[Exercise instructions]
The lines to return are those below that contain the word "Generate".

Stored items
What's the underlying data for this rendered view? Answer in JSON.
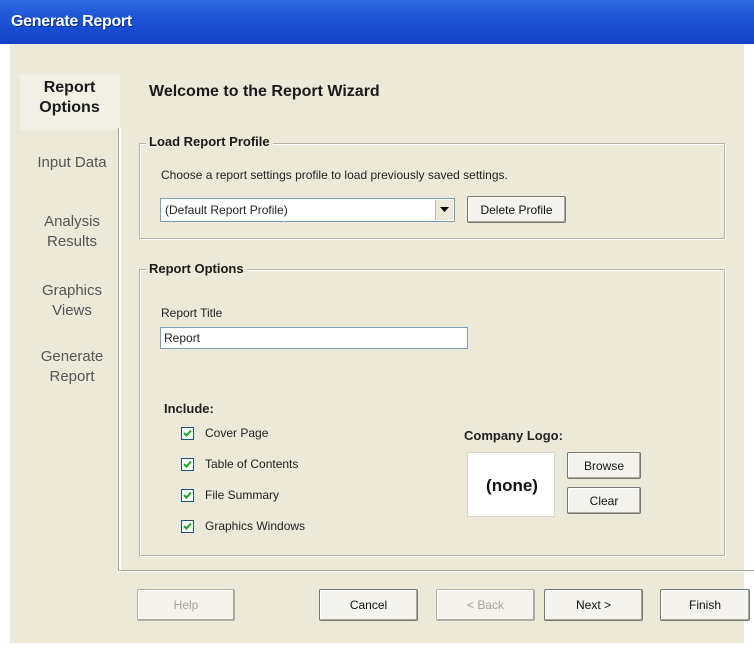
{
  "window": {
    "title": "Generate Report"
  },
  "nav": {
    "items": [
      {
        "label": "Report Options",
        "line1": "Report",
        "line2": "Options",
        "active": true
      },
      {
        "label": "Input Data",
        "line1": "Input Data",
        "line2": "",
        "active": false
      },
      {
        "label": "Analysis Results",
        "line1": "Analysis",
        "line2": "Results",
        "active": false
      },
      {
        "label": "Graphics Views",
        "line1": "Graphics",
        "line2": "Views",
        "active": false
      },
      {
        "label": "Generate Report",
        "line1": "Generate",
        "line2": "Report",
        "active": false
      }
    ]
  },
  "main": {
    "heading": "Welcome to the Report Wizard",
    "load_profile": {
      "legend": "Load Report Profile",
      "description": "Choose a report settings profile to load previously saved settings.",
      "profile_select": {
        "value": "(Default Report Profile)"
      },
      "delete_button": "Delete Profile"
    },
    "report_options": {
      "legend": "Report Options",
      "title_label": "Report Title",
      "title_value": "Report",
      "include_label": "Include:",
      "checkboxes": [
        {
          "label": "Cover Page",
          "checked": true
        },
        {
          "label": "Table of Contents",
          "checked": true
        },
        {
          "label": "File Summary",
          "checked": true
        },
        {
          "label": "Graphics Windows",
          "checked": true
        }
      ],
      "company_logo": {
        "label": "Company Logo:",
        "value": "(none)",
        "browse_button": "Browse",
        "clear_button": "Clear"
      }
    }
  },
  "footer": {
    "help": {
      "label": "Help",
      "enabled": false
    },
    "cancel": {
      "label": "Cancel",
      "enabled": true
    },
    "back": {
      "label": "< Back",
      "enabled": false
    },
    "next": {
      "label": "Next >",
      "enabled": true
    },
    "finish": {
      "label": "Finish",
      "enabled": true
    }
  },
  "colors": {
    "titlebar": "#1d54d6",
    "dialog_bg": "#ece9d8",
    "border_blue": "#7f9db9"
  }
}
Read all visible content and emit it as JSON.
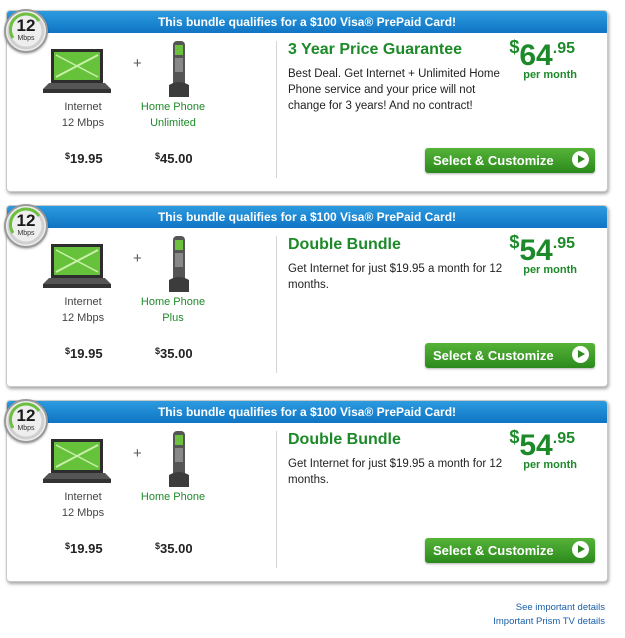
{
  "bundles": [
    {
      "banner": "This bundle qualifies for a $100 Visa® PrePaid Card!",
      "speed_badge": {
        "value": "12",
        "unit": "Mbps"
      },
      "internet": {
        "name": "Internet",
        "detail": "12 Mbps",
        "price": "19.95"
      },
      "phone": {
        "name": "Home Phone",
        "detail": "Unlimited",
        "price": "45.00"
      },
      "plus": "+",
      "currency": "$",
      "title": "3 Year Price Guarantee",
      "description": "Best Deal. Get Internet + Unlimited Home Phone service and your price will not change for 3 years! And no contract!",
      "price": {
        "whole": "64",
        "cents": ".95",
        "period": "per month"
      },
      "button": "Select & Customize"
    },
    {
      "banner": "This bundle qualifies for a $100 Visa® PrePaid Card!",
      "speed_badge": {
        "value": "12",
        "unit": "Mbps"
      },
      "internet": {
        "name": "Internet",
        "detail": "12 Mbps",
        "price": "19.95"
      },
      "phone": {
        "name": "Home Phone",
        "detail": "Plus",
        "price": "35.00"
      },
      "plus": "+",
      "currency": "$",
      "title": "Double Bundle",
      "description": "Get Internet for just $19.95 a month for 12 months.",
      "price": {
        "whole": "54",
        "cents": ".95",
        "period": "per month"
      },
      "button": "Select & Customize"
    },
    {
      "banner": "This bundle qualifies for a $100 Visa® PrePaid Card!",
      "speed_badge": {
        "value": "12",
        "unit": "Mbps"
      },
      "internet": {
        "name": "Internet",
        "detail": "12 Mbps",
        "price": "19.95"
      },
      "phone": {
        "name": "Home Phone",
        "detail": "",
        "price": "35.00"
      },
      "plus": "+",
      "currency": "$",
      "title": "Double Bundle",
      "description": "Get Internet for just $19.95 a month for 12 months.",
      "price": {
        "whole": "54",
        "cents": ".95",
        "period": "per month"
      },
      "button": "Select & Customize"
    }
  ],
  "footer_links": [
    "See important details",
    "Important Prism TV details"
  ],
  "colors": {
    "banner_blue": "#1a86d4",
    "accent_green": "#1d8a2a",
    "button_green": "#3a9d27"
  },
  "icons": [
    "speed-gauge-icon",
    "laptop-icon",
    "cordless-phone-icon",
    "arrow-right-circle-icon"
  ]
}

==

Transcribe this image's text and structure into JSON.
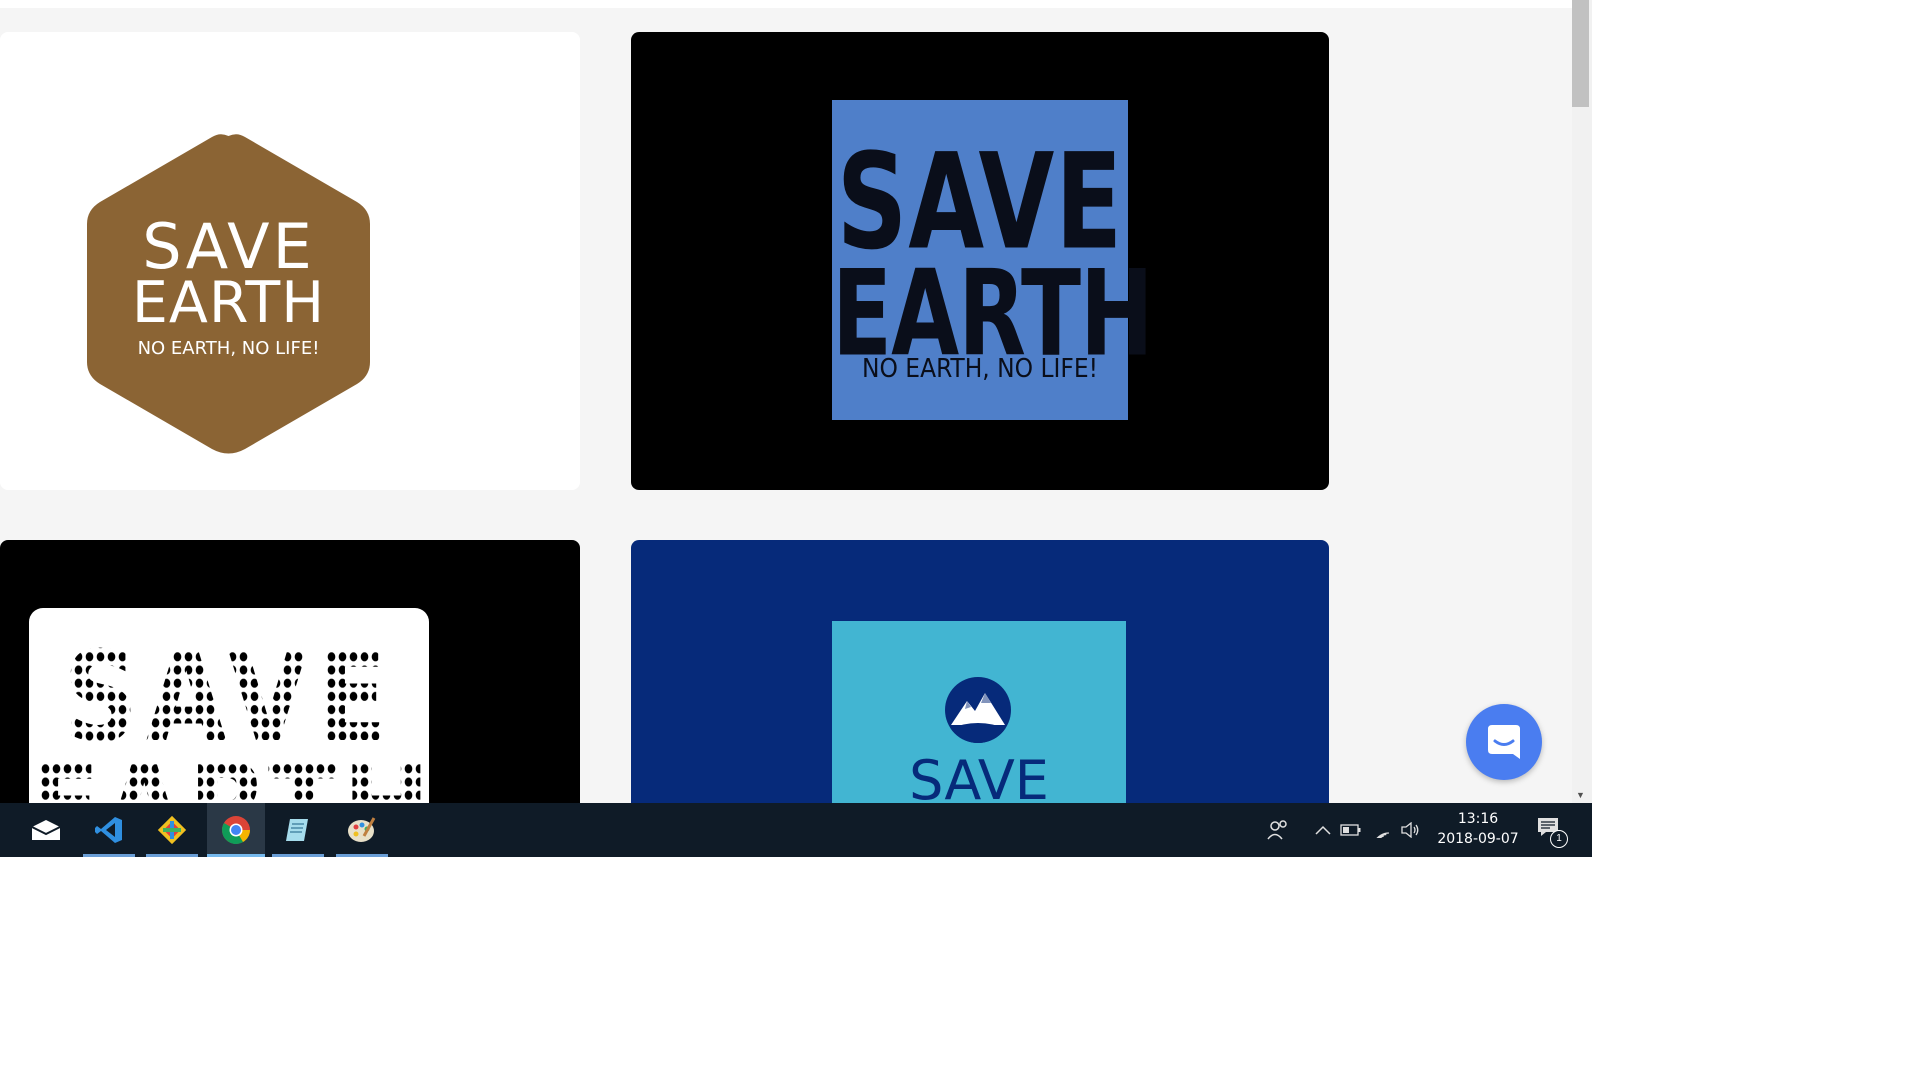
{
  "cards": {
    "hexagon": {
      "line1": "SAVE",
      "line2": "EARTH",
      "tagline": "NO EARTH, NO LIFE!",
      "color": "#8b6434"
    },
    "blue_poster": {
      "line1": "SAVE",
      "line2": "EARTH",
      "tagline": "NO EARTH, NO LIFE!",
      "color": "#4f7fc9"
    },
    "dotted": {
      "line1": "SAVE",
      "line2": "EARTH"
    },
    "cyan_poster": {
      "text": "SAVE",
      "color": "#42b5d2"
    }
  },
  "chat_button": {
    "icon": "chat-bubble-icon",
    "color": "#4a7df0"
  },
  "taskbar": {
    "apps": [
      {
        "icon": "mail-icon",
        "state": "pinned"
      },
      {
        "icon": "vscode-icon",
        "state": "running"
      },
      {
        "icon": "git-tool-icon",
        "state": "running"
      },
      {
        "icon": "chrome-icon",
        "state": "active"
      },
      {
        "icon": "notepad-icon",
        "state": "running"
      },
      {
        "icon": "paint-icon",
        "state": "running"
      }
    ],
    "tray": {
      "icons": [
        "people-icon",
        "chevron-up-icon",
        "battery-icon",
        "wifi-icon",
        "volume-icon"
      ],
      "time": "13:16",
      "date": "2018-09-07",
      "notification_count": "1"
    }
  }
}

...

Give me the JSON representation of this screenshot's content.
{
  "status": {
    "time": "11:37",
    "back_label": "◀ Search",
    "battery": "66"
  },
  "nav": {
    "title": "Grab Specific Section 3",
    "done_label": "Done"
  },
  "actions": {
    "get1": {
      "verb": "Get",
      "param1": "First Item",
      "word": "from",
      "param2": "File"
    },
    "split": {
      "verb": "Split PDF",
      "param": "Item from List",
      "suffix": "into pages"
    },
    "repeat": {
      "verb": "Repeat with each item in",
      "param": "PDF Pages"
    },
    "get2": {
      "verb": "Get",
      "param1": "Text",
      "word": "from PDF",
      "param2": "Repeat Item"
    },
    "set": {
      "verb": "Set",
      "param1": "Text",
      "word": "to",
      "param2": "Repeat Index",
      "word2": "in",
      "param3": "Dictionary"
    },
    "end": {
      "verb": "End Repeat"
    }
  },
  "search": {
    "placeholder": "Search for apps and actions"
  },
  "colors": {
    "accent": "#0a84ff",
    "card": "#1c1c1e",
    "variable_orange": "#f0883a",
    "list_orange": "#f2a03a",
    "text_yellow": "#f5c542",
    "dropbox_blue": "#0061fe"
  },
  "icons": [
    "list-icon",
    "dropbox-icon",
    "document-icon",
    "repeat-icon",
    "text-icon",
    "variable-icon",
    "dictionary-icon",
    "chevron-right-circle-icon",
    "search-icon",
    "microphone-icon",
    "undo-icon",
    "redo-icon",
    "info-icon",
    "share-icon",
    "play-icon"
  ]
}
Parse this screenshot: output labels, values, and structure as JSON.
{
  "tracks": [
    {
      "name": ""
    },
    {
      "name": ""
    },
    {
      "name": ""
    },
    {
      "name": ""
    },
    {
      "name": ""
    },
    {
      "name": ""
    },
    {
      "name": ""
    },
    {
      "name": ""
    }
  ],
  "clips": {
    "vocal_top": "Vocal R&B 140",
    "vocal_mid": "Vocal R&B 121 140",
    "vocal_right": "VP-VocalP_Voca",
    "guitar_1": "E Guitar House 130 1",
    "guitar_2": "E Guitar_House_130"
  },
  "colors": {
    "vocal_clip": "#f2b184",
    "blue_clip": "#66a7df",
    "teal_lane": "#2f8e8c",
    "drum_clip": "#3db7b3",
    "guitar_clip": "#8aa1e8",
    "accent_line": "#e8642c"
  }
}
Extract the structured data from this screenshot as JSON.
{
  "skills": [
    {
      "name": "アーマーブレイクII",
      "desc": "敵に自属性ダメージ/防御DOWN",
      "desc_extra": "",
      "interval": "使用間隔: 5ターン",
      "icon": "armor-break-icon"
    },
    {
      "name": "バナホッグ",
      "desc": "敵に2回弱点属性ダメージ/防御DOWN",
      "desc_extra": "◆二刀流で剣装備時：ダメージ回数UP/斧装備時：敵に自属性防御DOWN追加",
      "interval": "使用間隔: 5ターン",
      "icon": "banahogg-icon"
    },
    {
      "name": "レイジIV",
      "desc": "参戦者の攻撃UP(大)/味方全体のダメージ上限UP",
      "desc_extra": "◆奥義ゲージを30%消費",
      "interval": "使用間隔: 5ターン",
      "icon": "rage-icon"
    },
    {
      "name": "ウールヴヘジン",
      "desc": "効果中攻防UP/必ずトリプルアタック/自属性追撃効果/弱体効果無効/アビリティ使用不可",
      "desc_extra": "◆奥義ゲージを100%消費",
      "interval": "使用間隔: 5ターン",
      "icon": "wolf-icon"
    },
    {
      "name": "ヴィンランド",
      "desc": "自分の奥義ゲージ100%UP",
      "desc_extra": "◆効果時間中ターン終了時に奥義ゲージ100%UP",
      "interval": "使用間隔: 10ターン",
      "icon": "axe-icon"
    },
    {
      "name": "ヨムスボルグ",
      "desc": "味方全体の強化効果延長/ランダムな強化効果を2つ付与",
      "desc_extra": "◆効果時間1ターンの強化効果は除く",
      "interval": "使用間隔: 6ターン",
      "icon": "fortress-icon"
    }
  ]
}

[Output of the task]
    "title": "Generate Report"
        "label": "Generate Report",
        "line1": "Generate",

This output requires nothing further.